[Start of Attachment]
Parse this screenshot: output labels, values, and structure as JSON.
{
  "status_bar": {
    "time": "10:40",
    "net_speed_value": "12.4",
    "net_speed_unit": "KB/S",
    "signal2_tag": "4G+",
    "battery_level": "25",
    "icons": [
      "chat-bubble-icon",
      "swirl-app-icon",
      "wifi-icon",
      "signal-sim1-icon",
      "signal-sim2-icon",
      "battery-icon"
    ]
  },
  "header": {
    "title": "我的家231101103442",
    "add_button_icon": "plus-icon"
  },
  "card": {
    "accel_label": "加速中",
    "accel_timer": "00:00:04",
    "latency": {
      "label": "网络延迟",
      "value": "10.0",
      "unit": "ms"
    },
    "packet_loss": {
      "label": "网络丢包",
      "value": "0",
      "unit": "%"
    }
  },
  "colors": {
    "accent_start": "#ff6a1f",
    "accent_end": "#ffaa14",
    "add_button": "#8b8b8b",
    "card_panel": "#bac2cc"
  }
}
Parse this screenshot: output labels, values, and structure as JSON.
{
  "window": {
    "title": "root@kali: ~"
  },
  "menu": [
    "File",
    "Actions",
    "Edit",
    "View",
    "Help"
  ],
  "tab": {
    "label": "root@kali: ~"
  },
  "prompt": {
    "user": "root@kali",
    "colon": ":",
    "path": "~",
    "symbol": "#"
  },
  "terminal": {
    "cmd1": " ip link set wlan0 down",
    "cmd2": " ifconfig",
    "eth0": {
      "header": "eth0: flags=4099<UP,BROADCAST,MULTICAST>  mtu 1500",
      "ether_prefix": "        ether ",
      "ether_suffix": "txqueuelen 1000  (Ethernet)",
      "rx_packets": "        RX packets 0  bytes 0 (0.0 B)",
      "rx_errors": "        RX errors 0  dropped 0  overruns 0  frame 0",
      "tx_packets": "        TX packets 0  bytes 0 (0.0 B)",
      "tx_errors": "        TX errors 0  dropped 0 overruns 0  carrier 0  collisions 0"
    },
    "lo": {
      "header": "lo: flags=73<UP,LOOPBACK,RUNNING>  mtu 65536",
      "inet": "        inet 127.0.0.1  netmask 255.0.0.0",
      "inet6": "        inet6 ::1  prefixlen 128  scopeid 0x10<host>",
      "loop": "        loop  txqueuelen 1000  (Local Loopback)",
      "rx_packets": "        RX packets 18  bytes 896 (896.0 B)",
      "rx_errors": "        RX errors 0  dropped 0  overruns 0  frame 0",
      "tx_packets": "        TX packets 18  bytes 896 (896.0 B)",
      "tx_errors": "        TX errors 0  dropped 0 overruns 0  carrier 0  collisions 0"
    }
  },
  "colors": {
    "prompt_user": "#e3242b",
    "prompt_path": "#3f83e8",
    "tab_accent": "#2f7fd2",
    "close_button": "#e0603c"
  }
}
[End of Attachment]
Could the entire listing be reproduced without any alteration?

Parse this screenshot: output labels, values, and structure as JSON.
{
  "status_bar": {
    "time": "10:40",
    "net_speed_value": "12.4",
    "net_speed_unit": "KB/S",
    "signal2_tag": "4G+",
    "battery_level": "25",
    "icons": [
      "chat-bubble-icon",
      "swirl-app-icon",
      "wifi-icon",
      "signal-sim1-icon",
      "signal-sim2-icon",
      "battery-icon"
    ]
  },
  "header": {
    "title": "我的家231101103442",
    "add_button_icon": "plus-icon"
  },
  "card": {
    "accel_label": "加速中",
    "accel_timer": "00:00:04",
    "latency": {
      "label": "网络延迟",
      "value": "10.0",
      "unit": "ms"
    },
    "packet_loss": {
      "label": "网络丢包",
      "value": "0",
      "unit": "%"
    }
  },
  "colors": {
    "accent_start": "#ff6a1f",
    "accent_end": "#ffaa14",
    "add_button": "#8b8b8b",
    "card_panel": "#bac2cc"
  }
}
Parse this screenshot: output labels, values, and structure as JSON.
{
  "window": {
    "title": "root@kali: ~"
  },
  "menu": [
    "File",
    "Actions",
    "Edit",
    "View",
    "Help"
  ],
  "tab": {
    "label": "root@kali: ~"
  },
  "prompt": {
    "user": "root@kali",
    "colon": ":",
    "path": "~",
    "symbol": "#"
  },
  "terminal": {
    "cmd1": " ip link set wlan0 down",
    "cmd2": " ifconfig",
    "eth0": {
      "header": "eth0: flags=4099<UP,BROADCAST,MULTICAST>  mtu 1500",
      "ether_prefix": "        ether ",
      "ether_suffix": "txqueuelen 1000  (Ethernet)",
      "rx_packets": "        RX packets 0  bytes 0 (0.0 B)",
      "rx_errors": "        RX errors 0  dropped 0  overruns 0  frame 0",
      "tx_packets": "        TX packets 0  bytes 0 (0.0 B)",
      "tx_errors": "        TX errors 0  dropped 0 overruns 0  carrier 0  collisions 0"
    },
    "lo": {
      "header": "lo: flags=73<UP,LOOPBACK,RUNNING>  mtu 65536",
      "inet": "        inet 127.0.0.1  netmask 255.0.0.0",
      "inet6": "        inet6 ::1  prefixlen 128  scopeid 0x10<host>",
      "loop": "        loop  txqueuelen 1000  (Local Loopback)",
      "rx_packets": "        RX packets 18  bytes 896 (896.0 B)",
      "rx_errors": "        RX errors 0  dropped 0  overruns 0  frame 0",
      "tx_packets": "        TX packets 18  bytes 896 (896.0 B)",
      "tx_errors": "        TX errors 0  dropped 0 overruns 0  carrier 0  collisions 0"
    }
  },
  "colors": {
    "prompt_user": "#e3242b",
    "prompt_path": "#3f83e8",
    "tab_accent": "#2f7fd2",
    "close_button": "#e0603c"
  }
}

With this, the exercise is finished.